Beyond Order: 12 More Rules For Life—A Review

A review of Beyond Order: 12 More Rule for Life by Jordan B. Peterson. Penguin Books, 402 pages. (March 2021) “Any sensible person would be taken aback by all this,” writes Jordan Peterson in Beyond Order: 12 More Rules for Life. He is trying to make sense of the astounding impact of his previous book 12 Rules for Life: An Antidote to Chaos. Why had the book’s message resonated so profoundly with so many? And what is the significance of its stratospheric success? What is to be learnt from his videos clocking tens of millions of views? And what motivated thousands to attend his sold-out world lecture tour? In one town after another, they applauded when he appeared on stage and hung on his every word. After the show, they sought not an autograph, but a handshake with the man they credit with breathing meaning into their lives. “My work,” he reflects, “must be addressing something that is missing.” Careful observation of his audiences revealed an answer—“the mention of one topic in particular,” he remarks, “brought …

Weaponizing Social Justice to Protect School Administrators and Discredit Whistle-blowers: A Canadian Case Study

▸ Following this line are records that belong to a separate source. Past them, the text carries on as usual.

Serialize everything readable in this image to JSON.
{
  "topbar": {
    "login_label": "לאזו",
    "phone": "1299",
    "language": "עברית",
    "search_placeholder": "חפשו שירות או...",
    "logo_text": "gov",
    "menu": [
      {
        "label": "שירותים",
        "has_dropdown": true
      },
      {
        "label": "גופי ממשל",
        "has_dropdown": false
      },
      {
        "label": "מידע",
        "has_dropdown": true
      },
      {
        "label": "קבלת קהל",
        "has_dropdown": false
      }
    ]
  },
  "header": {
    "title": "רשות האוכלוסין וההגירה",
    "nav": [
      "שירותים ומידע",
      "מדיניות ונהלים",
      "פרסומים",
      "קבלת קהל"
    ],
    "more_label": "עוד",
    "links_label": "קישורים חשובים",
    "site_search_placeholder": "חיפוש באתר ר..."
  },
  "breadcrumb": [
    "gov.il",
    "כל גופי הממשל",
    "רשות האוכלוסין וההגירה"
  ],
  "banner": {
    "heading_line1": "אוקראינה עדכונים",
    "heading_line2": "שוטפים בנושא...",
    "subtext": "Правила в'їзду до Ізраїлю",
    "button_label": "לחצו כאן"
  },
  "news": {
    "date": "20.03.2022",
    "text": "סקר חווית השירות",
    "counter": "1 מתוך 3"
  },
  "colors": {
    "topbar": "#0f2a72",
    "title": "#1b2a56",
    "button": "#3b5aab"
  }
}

On March 6th, I published a Quillette article describing how Robyn Bourgeois, the newly installed vice-provost for Indigenous engagement at Canada’s Brock University, had been seeking to mobilize her peers against the anonymous operator of an obscure (and by then, defunct) Twitter account called @BrockCivis. On her social-media channels and at the university’s “Two Row Council” (a body tasked with managing Brock’s efforts at “Indigenization, reconciliation, and decolonization”), Bourgeois accused the account of operating a racist and “criminal” program of “cyber harassment” that targeted her in particular, and Indigenous people more generally. No one at Brock would feel “safe,” she said, in a world where @BrockCivis is still “allowed to dehumanize the highest-ranking Indigenous person at Brock” (by which she meant herself). At a February 22nd Council meeting, a recording of which was subsequently made available to me, school officials brainstormed with Bourgeois about how they might investigate the nefarious account. The contents of @BrockCivis, one participant suggested, were a threat not just to Brock, but to Indigenous people all over Canada. Later in the …

Taboo: Why Is Africa the Global COVID ‘Cold Spot’ and Why Are We Afraid to Talk About It?

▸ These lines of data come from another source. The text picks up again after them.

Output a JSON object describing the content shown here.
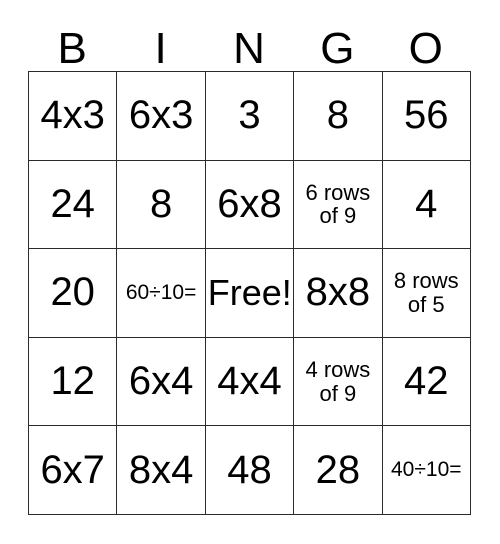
{
  "card": {
    "headers": [
      "B",
      "I",
      "N",
      "G",
      "O"
    ],
    "rows": [
      [
        {
          "text": "4x3",
          "size": "lg"
        },
        {
          "text": "6x3",
          "size": "lg"
        },
        {
          "text": "3",
          "size": "lg"
        },
        {
          "text": "8",
          "size": "lg"
        },
        {
          "text": "56",
          "size": "lg"
        }
      ],
      [
        {
          "text": "24",
          "size": "lg"
        },
        {
          "text": "8",
          "size": "lg"
        },
        {
          "text": "6x8",
          "size": "lg"
        },
        {
          "text": "6 rows of 9",
          "size": "sm"
        },
        {
          "text": "4",
          "size": "lg"
        }
      ],
      [
        {
          "text": "20",
          "size": "lg"
        },
        {
          "text": "60÷10=",
          "size": "xs"
        },
        {
          "text": "Free!",
          "size": "md"
        },
        {
          "text": "8x8",
          "size": "lg"
        },
        {
          "text": "8 rows of 5",
          "size": "sm"
        }
      ],
      [
        {
          "text": "12",
          "size": "lg"
        },
        {
          "text": "6x4",
          "size": "lg"
        },
        {
          "text": "4x4",
          "size": "lg"
        },
        {
          "text": "4 rows of 9",
          "size": "sm"
        },
        {
          "text": "42",
          "size": "lg"
        }
      ],
      [
        {
          "text": "6x7",
          "size": "lg"
        },
        {
          "text": "8x4",
          "size": "lg"
        },
        {
          "text": "48",
          "size": "lg"
        },
        {
          "text": "28",
          "size": "lg"
        },
        {
          "text": "40÷10=",
          "size": "xs"
        }
      ]
    ]
  },
  "colors": {
    "border": "#2b2b2b",
    "text": "#000000",
    "background": "#ffffff"
  }
}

The first COVID-19 case in Africa was confirmed on February 14th, 2020, in Egypt. The first in sub-Saharan Africa appeared in Nigeria soon after. Health officials were united in a near-panic about how the novel coronavirus would roll through the world’s second most populous continent. By mid-month, the World Health Organization (WHO) listed four sub-Saharan countries on a “Top 13” global danger list because of direct air links to China. Writing for the Lancet, two scientists with the Africa Center for Disease Control outlined a catastrophe in the making: With neither treatment nor vaccines, and without pre-existing immunity, the effect [of COVID-19] might be devastating because of the multiple health challenges the continent already faces: rapid population growth and increased movement of people; existing endemic diseases… re-emerging and emerging infectious pathogens… and others; and increasing incidence of non-communicable diseases. Many medical professionals predicted that Africa could spin into a death spiral. “My advice to Africa is to prepare for the worst, and we must do everything we can to cut the root problem,” Tedros Adhanom …